Congratulations Vivien! You can access the final version of the paper here, or the submitted version here if you don’t have access to JOR.
The Developmental Biomechanics group headed en masse to a sunny and hot Barcelona for the EMBO Workshop on Limb Development and Regeneration: New Tools for a Classic Model System. Niamh and Yuming gave talks while Devi, James, Josepha, Nidal, Pati (our talented MEng project student!) and Vivien presented posters. Devi and Pati also gave flash talks to highlight the work in their posters. The group enjoyed sampling the lovely Catalan food and the sea swimming right beside the conference venue!
Niamh presented an invited talk at the 9th International Conference on Children’s Bone Health (ICCBH) in Salzburg from the 22-25th June 2019. The meeting provided an interesting forum for presenting the group’s research as many of the participants are from an endocrinology background.
A bittersweet farewell to Kaushik who leaves the group to take up a faculty position at IIT Delhi.

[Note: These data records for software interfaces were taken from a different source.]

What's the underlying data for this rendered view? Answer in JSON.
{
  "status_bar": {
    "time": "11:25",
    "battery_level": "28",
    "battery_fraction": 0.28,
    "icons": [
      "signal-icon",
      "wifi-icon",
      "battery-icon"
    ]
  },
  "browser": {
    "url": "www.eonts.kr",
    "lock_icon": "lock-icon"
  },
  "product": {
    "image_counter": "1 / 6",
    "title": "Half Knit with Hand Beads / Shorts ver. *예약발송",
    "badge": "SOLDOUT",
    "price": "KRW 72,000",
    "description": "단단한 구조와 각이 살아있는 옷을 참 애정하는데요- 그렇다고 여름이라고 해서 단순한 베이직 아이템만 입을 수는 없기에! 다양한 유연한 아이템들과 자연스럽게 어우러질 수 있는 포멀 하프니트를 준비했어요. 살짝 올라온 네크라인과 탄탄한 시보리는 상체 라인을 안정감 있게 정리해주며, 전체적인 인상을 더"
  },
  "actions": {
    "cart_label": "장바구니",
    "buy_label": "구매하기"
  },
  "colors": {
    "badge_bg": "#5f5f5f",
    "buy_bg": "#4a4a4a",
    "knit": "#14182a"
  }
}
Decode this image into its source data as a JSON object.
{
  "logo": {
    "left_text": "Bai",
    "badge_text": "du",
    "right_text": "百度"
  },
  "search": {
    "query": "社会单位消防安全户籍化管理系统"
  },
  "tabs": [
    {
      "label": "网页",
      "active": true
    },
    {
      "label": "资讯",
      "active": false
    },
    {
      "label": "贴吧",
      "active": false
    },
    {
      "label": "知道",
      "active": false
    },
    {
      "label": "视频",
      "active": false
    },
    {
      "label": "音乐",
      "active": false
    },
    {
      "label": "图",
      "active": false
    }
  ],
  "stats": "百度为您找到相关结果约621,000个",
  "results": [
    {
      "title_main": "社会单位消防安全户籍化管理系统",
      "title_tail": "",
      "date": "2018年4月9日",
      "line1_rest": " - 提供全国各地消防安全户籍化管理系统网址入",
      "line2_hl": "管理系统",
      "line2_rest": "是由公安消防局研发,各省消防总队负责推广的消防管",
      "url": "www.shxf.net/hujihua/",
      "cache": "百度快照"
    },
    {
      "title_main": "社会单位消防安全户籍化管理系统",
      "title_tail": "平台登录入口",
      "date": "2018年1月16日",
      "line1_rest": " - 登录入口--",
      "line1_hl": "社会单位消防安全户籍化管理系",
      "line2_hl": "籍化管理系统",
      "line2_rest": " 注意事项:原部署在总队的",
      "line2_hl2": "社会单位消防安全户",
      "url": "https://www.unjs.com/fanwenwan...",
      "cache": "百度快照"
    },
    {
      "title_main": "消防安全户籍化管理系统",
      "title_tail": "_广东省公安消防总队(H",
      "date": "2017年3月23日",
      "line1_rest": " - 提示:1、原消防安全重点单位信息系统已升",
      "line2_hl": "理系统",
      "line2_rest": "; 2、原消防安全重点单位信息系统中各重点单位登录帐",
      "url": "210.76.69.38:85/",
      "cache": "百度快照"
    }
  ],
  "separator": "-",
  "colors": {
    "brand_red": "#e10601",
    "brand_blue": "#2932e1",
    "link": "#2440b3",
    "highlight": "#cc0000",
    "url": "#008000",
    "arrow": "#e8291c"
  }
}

We will miss you Kaushik but look forward to continuing to collaborate and to all the great achievements that will your future will bring!
Cristian is leaving Imperial College to take up an exciting new position in industry with global healthcare company BTG. We are very sorry to lose him but wish him all the best with the next step of his career- good luck Cristian!!!
Saima and Niamh both gave presentations at the 2019 Orthopaedic Research Society in Austin Texas in early February. Saima presented her NIRA-shortlisted work on “Muscle loading determines distribution of collagens in the developing skeleton” while Niamh gave an invited talk to the ORS Tendon Section on “The biomechanics and mechanobiology of skeletogenesis”
A warm welcome to Nidal Khatib who joined the Developmental Biomechanics group in January. Nidal will be using our mechanostimulation bioreactor system to explore mechanotransductory pathways and mechanisms acting during prenatal skeletal development. His project is a collaboration with Prof David Hoey from Trinity College Dublin, and is funded by Niamh’s ERC Starting Grant.